Let’s start with a quick crash course to bring any newbies up to scratch.
What exactly is a bug? Well, a software bug is an error, flaw, failure or fault in a computer program or system that causes it to produce an incorrect or unexpected result, or to behave in unintended ways. Like our favourite, Super Mario here. 😀
What is a bug report? If bugs occur (which they certainly do), the person finding the bug, should be able to report (document & send) the bug to people in charge of fixing that error or failure.
What is a bug reporting system? A bug reporting system has many names: bug tracking software, issue tracking software, issue management software, defect tracking software and so on. Put simply, it’s a software application that keeps track of reported software bugs in software development projects.
Tools for bug tracking
You can find plenty of open source and paid tools on the internet. A little later i’ll talk you through the two i like the best – Nostromo and Jira, but you can find a pretty comprehensive list of tools here. I’ll also share with you a simple bug report template to help you in creating clear and concise documents which fix faults without creating unnecessary work.
What are the most important things when creating a bug report?
There are certain things, no matter what tool you use, which you will need to cover off in order to deliver a watertight report:
- Found a bug? Check if the bug is known. Check whether or not the bug you are experiencing is already documented in the issue tracker.
- Report it immediately. Do not delay, you will forget the finer details or simply forget to report it.
- Reproduce the bug more than one time before you report it. Your bug should be reproducible.
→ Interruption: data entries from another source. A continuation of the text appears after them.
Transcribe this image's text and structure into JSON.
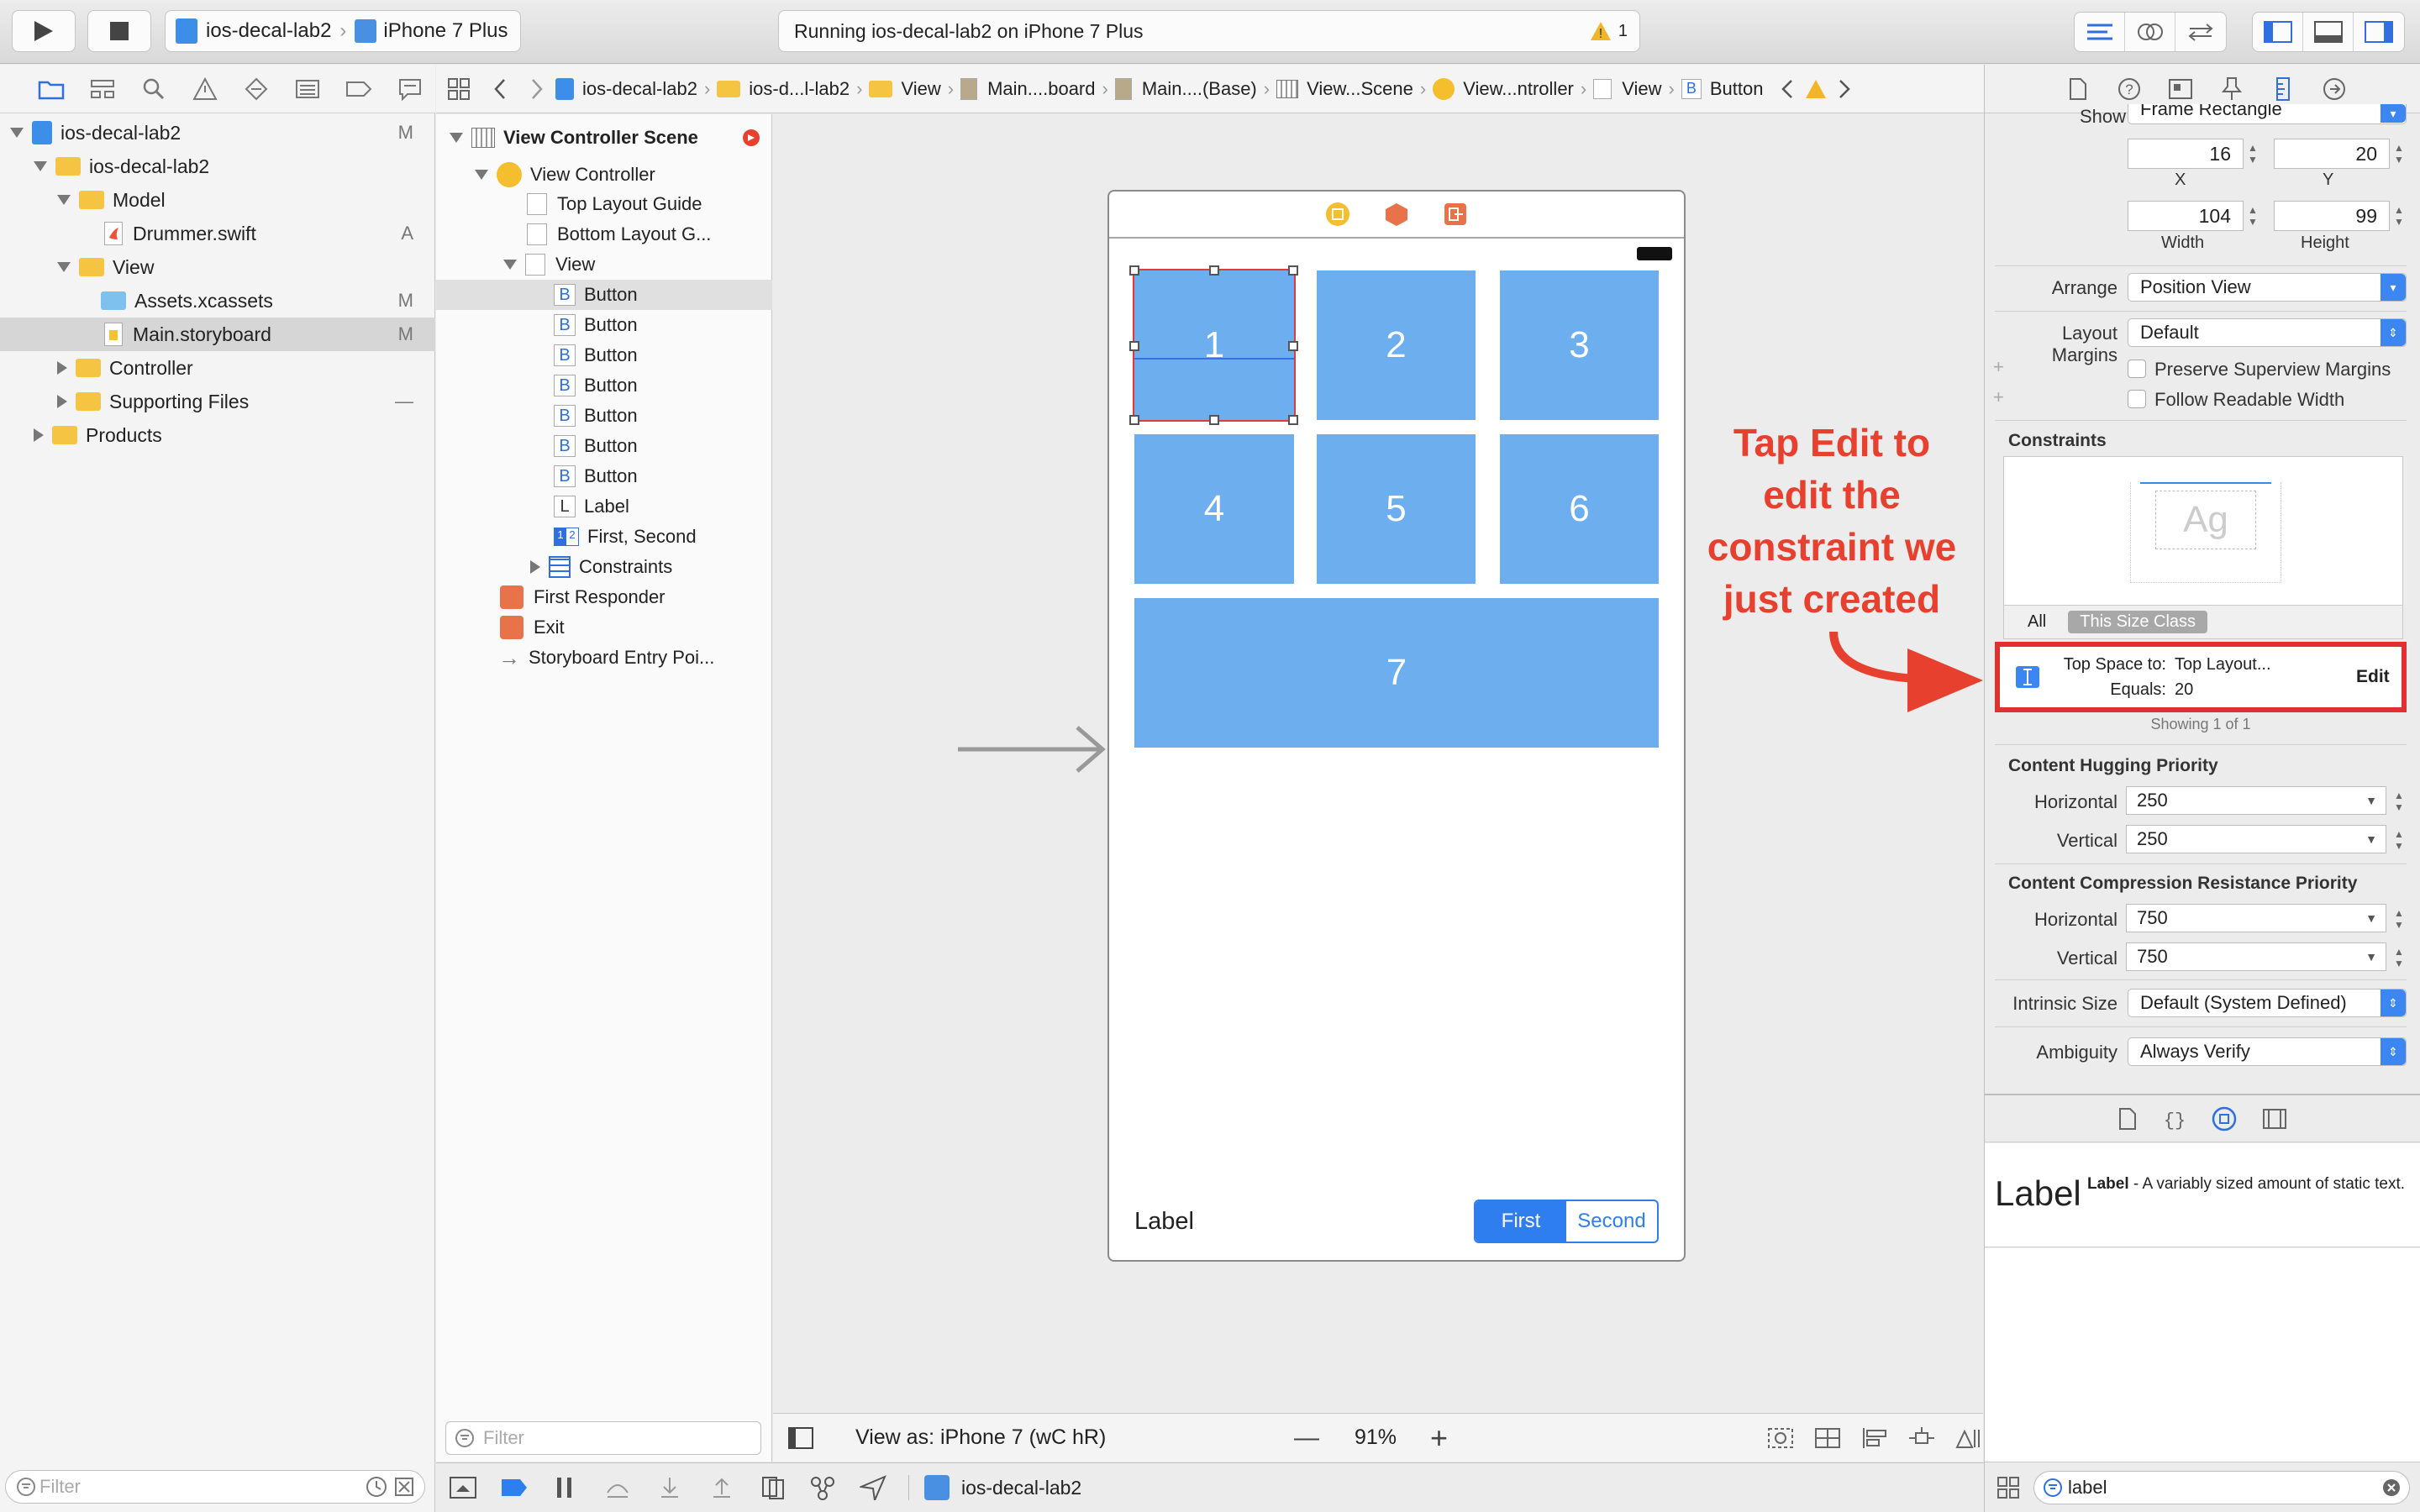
{
  "toolbar": {
    "scheme_project": "ios-decal-lab2",
    "scheme_device": "iPhone 7 Plus",
    "activity_text": "Running ios-decal-lab2 on iPhone 7 Plus",
    "warning_count": "1"
  },
  "navigator": {
    "items": [
      {
        "label": "ios-decal-lab2",
        "badge": "M"
      },
      {
        "label": "ios-decal-lab2",
        "badge": ""
      },
      {
        "label": "Model",
        "badge": ""
      },
      {
        "label": "Drummer.swift",
        "badge": "A"
      },
      {
        "label": "View",
        "badge": ""
      },
      {
        "label": "Assets.xcassets",
        "badge": "M"
      },
      {
        "label": "Main.storyboard",
        "badge": "M"
      },
      {
        "label": "Controller",
        "badge": ""
      },
      {
        "label": "Supporting Files",
        "badge": "—"
      },
      {
        "label": "Products",
        "badge": ""
      }
    ],
    "filter_placeholder": "Filter"
  },
  "jumpbar": {
    "crumbs": [
      "ios-decal-lab2",
      "ios-d...l-lab2",
      "View",
      "Main....board",
      "Main....(Base)",
      "View...Scene",
      "View...ntroller",
      "View",
      "Button"
    ]
  },
  "outline": {
    "scene_title": "View Controller Scene",
    "rows": [
      "View Controller",
      "Top Layout Guide",
      "Bottom Layout G...",
      "View",
      "Button",
      "Button",
      "Button",
      "Button",
      "Button",
      "Button",
      "Button",
      "Label",
      "First, Second",
      "Constraints",
      "First Responder",
      "Exit",
      "Storyboard Entry Poi..."
    ],
    "filter_placeholder": "Filter"
  },
  "canvas": {
    "cells": [
      "1",
      "2",
      "3",
      "4",
      "5",
      "6",
      "7"
    ],
    "label_text": "Label",
    "segment_first": "First",
    "segment_second": "Second",
    "view_as": "View as: iPhone 7 (wC hR)",
    "zoom": "91%"
  },
  "annotation": {
    "lines": [
      "Tap Edit to",
      "edit the",
      "constraint we",
      "just created"
    ],
    "color": "#e8402e"
  },
  "inspector": {
    "show_label": "Show",
    "show_value": "Frame Rectangle",
    "x_value": "16",
    "y_value": "20",
    "width_value": "104",
    "height_value": "99",
    "x_label": "X",
    "y_label": "Y",
    "width_label": "Width",
    "height_label": "Height",
    "arrange_label": "Arrange",
    "arrange_value": "Position View",
    "layout_margins_label": "Layout Margins",
    "layout_margins_value": "Default",
    "preserve_superview": "Preserve Superview Margins",
    "follow_readable": "Follow Readable Width",
    "constraints_title": "Constraints",
    "constraints_preview": "Ag",
    "scope_all": "All",
    "scope_size_class": "This Size Class",
    "constraint_top_space_label": "Top Space to:",
    "constraint_top_space_value": "Top Layout...",
    "constraint_equals_label": "Equals:",
    "constraint_equals_value": "20",
    "constraint_edit": "Edit",
    "showing": "Showing 1 of 1",
    "hugging_title": "Content Hugging Priority",
    "hugging_horizontal_label": "Horizontal",
    "hugging_horizontal": "250",
    "hugging_vertical_label": "Vertical",
    "hugging_vertical": "250",
    "compression_title": "Content Compression Resistance Priority",
    "compression_horizontal_label": "Horizontal",
    "compression_horizontal": "750",
    "compression_vertical_label": "Vertical",
    "compression_vertical": "750",
    "intrinsic_label": "Intrinsic Size",
    "intrinsic_value": "Default (System Defined)",
    "ambiguity_label": "Ambiguity",
    "ambiguity_value": "Always Verify"
  },
  "library": {
    "item_big": "Label",
    "item_title": "Label",
    "item_desc": " - A variably sized amount of static text.",
    "search_value": "label"
  },
  "debugbar": {
    "target": "ios-decal-lab2"
  }
}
Make sure that your steps are robust enough to reproduce the bug without any ambiguity. If your bug is not reproducible every time you can still file a bug report but be sure to mention its sporadic nature.
- Make your title short and straight to the point. This is important for several reasons, first of all when the developer looks at the bug report he need to understand the problem immediately, especially when the bugfixing happens during a release. There will be no time for asking and explaining. Short and simple titles also come in handy when weeks later you have to search for your bug in your bug reporting system.
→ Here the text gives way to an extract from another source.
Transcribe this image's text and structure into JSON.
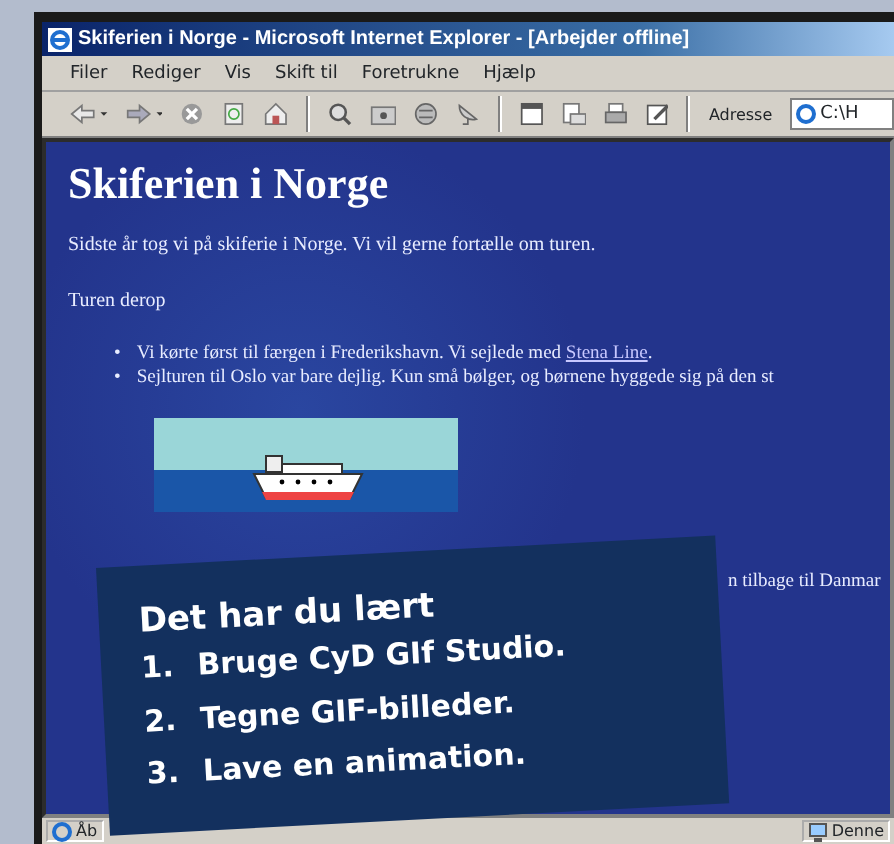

- Detailed summary. Identify exactly what the problem is. Saying “something is wrong” is not helpful, saying exactly what is wrong, and how to reproduce it, is. If you can tell exactly what is wrong, and reliably reproduce an example of the problem, you’ve isolated a bug. Write down the error messages too
- Screenshots, videos, log files. Attach them, they are useful. Especially when you have to report a bug which is barely reproducible or for a more complicated issue you can create a screen recording e.g. with OS X’s QuickTime Player. I’m not familiar with Windows, but here is a list of screen recording tools for it.
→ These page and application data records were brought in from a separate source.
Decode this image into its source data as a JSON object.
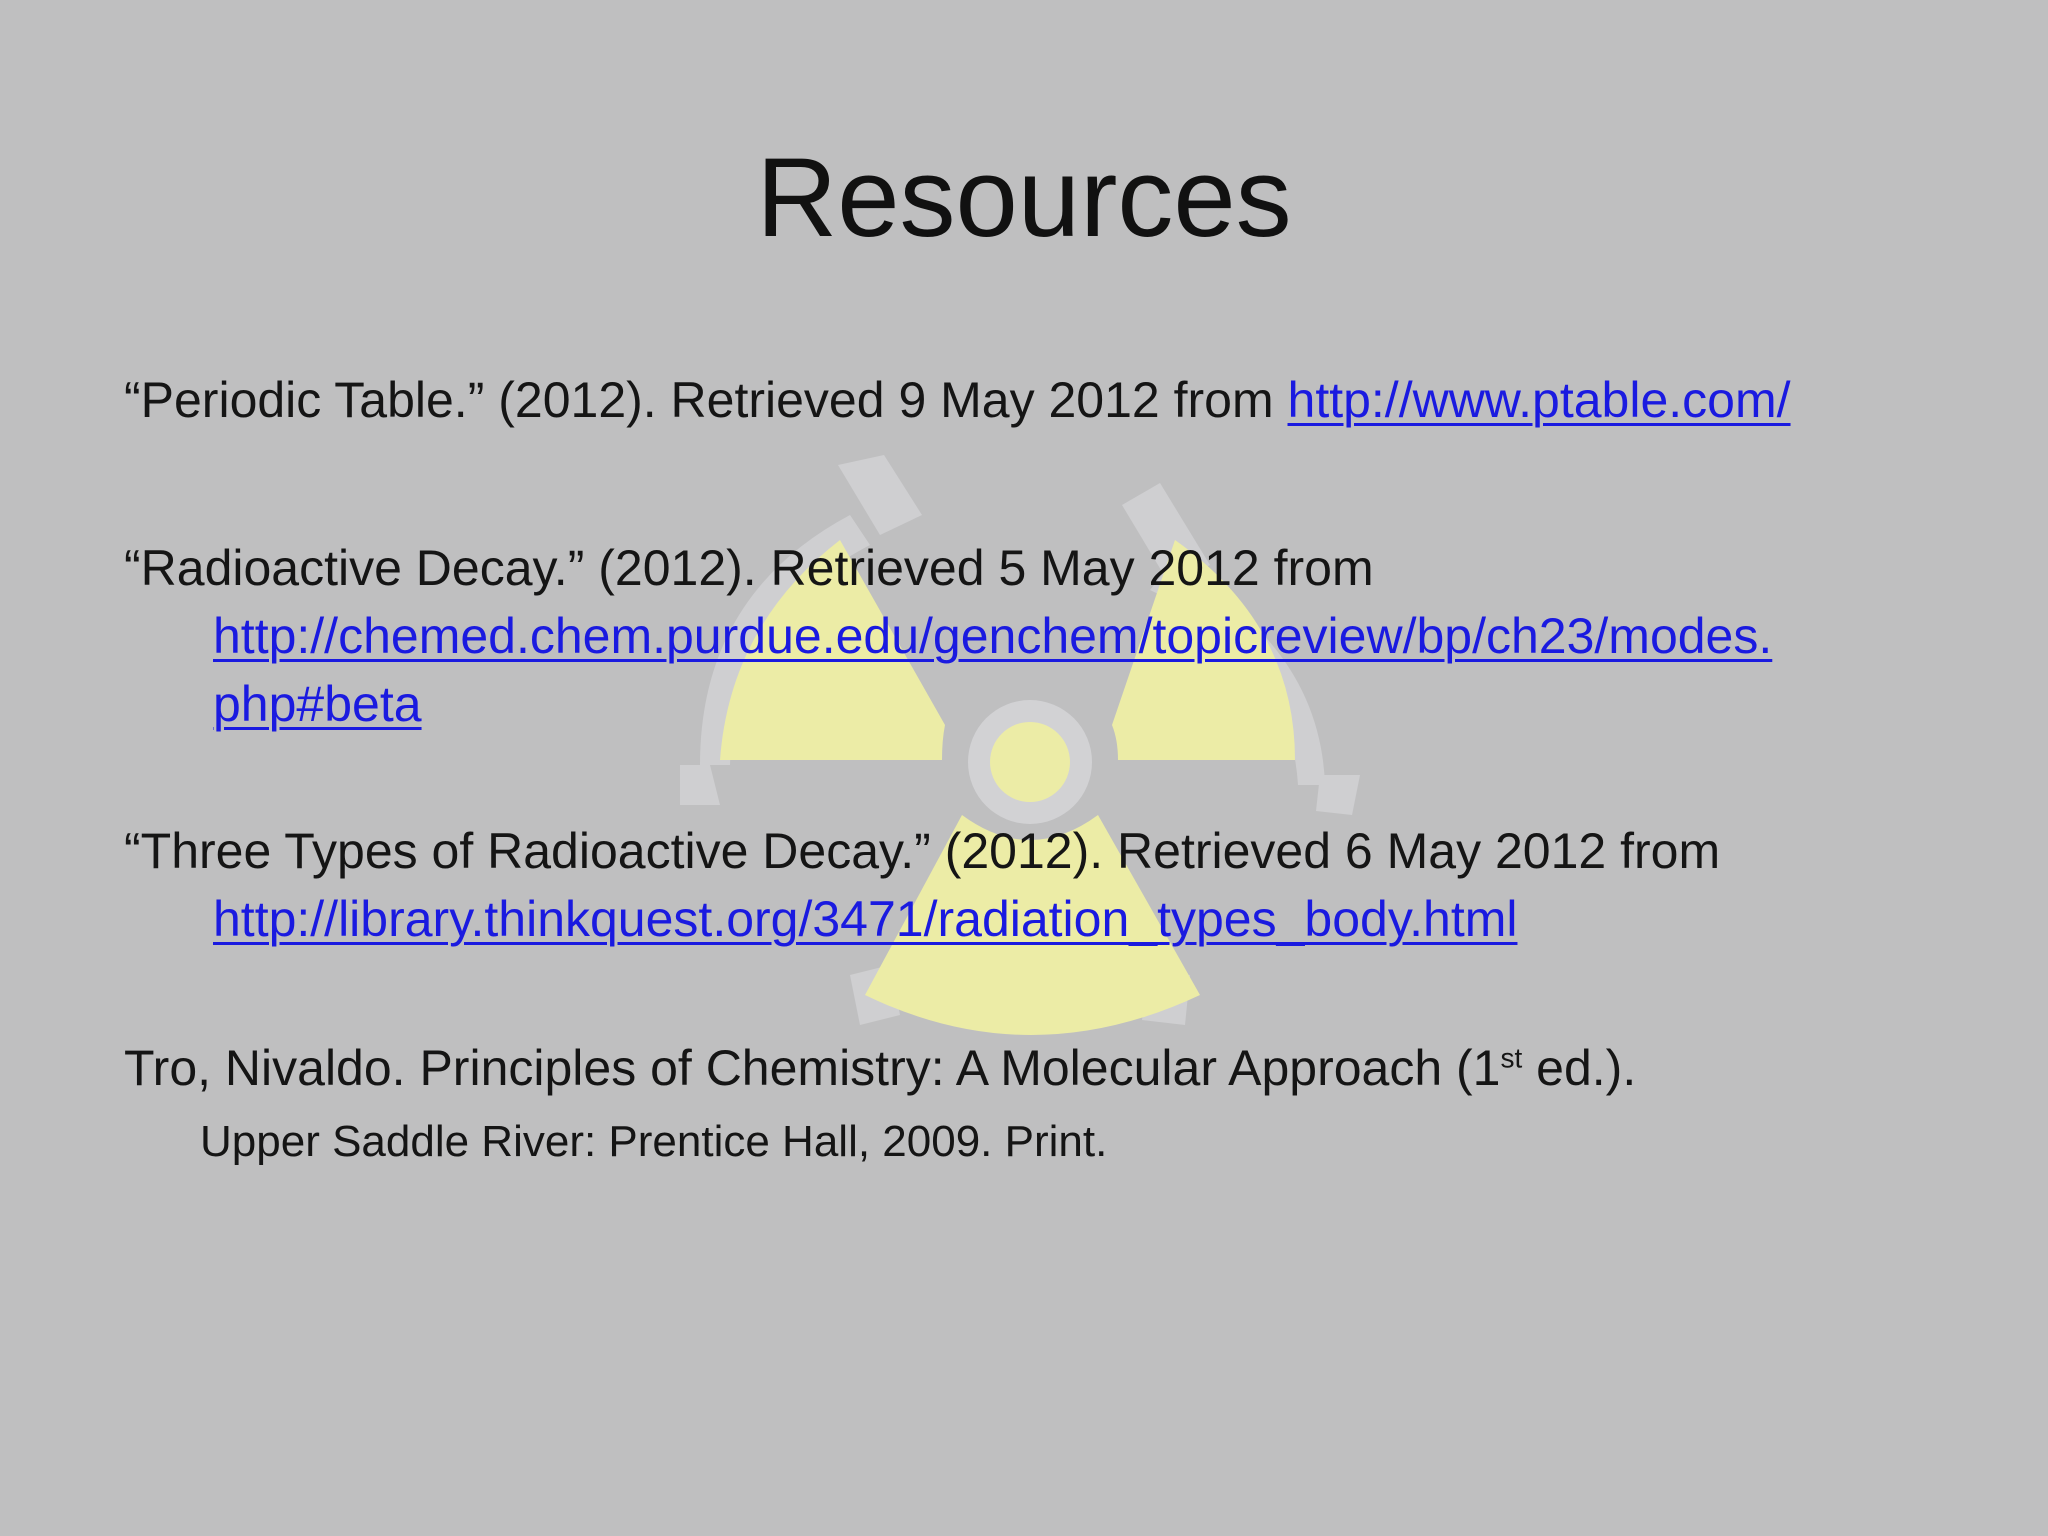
{
  "slide": {
    "title": "Resources",
    "colors": {
      "background": "#bfbfc0",
      "text": "#151515",
      "link": "#1a1ae0",
      "watermark_yellow": "#ececa8",
      "watermark_ring": "#d0d0d2"
    },
    "watermark_icon": "radiation-trefoil-icon",
    "references": [
      {
        "text": "“Periodic Table.” (2012). Retrieved 9 May 2012 from ",
        "link": "http://www.ptable.com/"
      },
      {
        "text": "“Radioactive Decay.” (2012). Retrieved 5 May 2012 from",
        "link_line1": "http://chemed.chem.purdue.edu/genchem/topicreview/bp/ch23/modes.",
        "link_line2": "php#beta"
      },
      {
        "text": "“Three Types of Radioactive Decay.” (2012). Retrieved 6 May 2012 from",
        "link": "http://library.thinkquest.org/3471/radiation_types_body.html"
      },
      {
        "text_before": "Tro, Nivaldo. Principles of Chemistry: A Molecular Approach  (1",
        "superscript": "st",
        "text_after": " ed.).",
        "continuation": "Upper Saddle River: Prentice Hall, 2009. Print."
      }
    ]
  }
}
Few other things you need to take care of:
- One bug, one bug report. Do not mix the bugs, it will confuse the developers. And it is better to file them separately so they can be tracked easier.
- Read what you wrote. Read the report back to yourself, and see if you think it’s clear. If you have listed a sequence of actions which should produce the failure, try following them yourself, to see if you missed a step.
- Be precise. Programmers like precision.
- Be nice. Don’t be rude with developers, it may be their fault and your problem, and you might be right to be angry with them, but the bug will get fixed faster if you help them by supplying all the information they need. Remember, you make mistakes too.
You can download this checklist in a printable format too.
Let’s check a bug report example in Nostromo and in Jira!
Here is the bug: I tried to upload a new profile picture at the Settings/Profile page. After the upload finished I got a blank page and an error message in the console. It happened in every browser I tried in. I’m working on Mac.
And how it looks like in Nostromo:
In Nostromo you can:
- Add a title, description
- Add members (e.g. the affected developers)
- Add an estimation of your work
- Create labels (e.g. to add priority, severity, belongs to which area)
- Create a checklist
- Attach files
- Add comments
Jira is almost the same, there you can add some extra information and you can customise it to suit your team needs. Some other options they have:
- Type (e.g. bug, feature, story, task, improvement)
- Priority (e.g. trivial, minor, major, critical, blocker)
- Affected versions
And here’s that all important bug report template I promise you. You can download it here.
For me, the most important takeaway for this blog post is this – never think that writing bug report is a waste of your time. It’s a very important document which connects testers, developers and managers too. Writing a good bug report helps your company to save resources as well as create a good relationship between tester and developer.
Which tools do you use for handling bug reports?